▶ _YOUR OBJECTIVE_
Which lines in the entries below contain the string "visitors"? Show each of them in full.

▶ _Web page and app entries_
"""
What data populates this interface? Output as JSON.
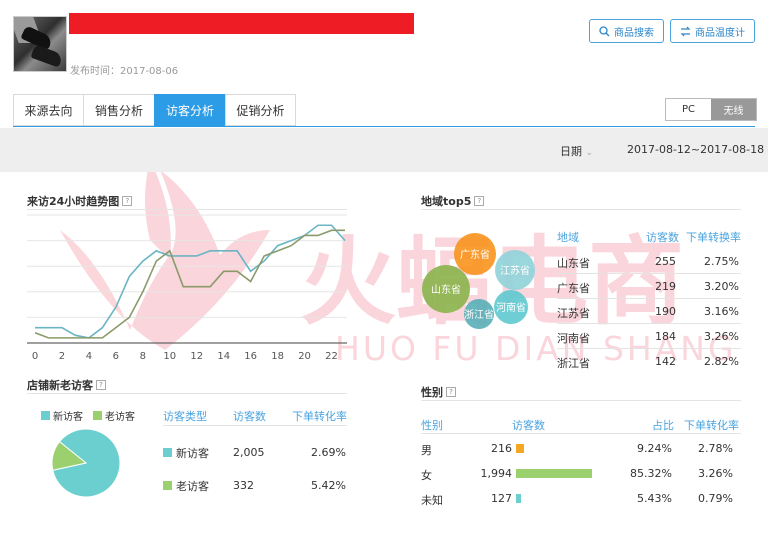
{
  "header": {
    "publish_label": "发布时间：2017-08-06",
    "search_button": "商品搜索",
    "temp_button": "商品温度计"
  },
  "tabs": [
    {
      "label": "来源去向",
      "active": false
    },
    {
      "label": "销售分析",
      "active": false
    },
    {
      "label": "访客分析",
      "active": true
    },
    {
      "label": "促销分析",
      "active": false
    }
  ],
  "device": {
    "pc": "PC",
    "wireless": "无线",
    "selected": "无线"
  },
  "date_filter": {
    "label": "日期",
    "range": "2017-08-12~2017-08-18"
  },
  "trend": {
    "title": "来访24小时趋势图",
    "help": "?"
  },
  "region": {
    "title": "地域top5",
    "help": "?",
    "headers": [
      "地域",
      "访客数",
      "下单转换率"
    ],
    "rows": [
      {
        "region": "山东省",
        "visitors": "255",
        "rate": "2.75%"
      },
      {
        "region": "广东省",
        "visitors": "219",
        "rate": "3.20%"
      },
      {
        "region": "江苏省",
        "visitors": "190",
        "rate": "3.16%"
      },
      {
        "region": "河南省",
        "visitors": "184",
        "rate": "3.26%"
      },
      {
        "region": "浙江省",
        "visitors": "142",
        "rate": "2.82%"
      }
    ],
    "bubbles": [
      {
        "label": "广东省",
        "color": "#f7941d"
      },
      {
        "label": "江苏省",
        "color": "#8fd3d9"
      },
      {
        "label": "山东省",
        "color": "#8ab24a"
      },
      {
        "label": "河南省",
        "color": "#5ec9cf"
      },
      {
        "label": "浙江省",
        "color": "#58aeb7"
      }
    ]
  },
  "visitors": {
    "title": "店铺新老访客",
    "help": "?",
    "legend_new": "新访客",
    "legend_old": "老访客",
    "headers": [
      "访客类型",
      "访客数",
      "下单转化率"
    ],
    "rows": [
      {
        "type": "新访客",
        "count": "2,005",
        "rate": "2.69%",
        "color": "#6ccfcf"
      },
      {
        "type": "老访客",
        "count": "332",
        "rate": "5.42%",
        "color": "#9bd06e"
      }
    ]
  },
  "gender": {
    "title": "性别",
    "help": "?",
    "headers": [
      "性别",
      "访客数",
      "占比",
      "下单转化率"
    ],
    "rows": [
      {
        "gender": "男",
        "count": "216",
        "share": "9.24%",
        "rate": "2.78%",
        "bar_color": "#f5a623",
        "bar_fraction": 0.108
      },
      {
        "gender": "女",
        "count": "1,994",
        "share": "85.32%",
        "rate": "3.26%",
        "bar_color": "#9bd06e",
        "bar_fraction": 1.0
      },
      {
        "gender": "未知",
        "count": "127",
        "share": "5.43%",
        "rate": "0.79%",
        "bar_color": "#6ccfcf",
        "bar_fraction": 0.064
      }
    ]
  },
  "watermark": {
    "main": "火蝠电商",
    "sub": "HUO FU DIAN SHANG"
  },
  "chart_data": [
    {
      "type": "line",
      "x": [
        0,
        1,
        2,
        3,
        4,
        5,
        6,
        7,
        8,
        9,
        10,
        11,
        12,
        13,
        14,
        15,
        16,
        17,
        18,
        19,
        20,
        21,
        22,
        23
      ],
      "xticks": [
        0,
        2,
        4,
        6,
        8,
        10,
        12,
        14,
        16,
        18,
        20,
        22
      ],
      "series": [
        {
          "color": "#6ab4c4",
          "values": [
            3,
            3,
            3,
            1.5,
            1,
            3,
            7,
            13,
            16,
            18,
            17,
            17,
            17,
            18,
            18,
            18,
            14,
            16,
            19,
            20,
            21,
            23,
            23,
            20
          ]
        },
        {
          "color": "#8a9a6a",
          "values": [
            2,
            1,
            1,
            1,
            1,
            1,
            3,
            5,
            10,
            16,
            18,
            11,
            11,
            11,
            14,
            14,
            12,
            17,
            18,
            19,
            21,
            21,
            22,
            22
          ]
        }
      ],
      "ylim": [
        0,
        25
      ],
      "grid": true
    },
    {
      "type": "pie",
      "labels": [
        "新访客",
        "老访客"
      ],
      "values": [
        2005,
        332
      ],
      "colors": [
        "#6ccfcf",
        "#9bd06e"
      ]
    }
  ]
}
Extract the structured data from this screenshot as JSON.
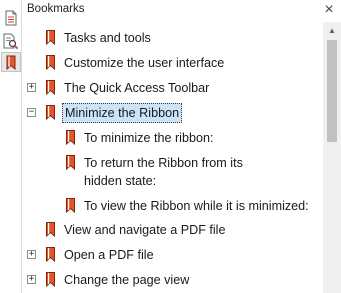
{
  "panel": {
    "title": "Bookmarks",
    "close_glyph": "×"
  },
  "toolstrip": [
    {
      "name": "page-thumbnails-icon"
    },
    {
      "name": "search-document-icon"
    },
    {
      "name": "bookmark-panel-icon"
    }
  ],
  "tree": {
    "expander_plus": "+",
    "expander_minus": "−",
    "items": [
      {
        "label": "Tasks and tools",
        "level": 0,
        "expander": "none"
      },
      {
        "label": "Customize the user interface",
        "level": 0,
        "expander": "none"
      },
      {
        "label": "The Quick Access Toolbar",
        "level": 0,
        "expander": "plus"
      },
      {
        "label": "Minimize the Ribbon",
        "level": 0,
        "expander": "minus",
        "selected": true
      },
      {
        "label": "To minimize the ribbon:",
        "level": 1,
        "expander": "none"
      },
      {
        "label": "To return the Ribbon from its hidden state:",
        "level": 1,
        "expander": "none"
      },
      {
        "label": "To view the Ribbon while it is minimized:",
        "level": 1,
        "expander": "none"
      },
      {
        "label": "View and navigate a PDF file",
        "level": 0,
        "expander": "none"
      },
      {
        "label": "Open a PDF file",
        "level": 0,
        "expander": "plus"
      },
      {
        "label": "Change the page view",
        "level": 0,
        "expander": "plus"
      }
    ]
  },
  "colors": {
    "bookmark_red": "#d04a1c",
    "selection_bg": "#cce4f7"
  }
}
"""
▶ _TASK ANSWER_
        "visitors": "255",
        "visitors": "219",
        "visitors": "190",
        "visitors": "184",
        "visitors": "142",
  "visitors": {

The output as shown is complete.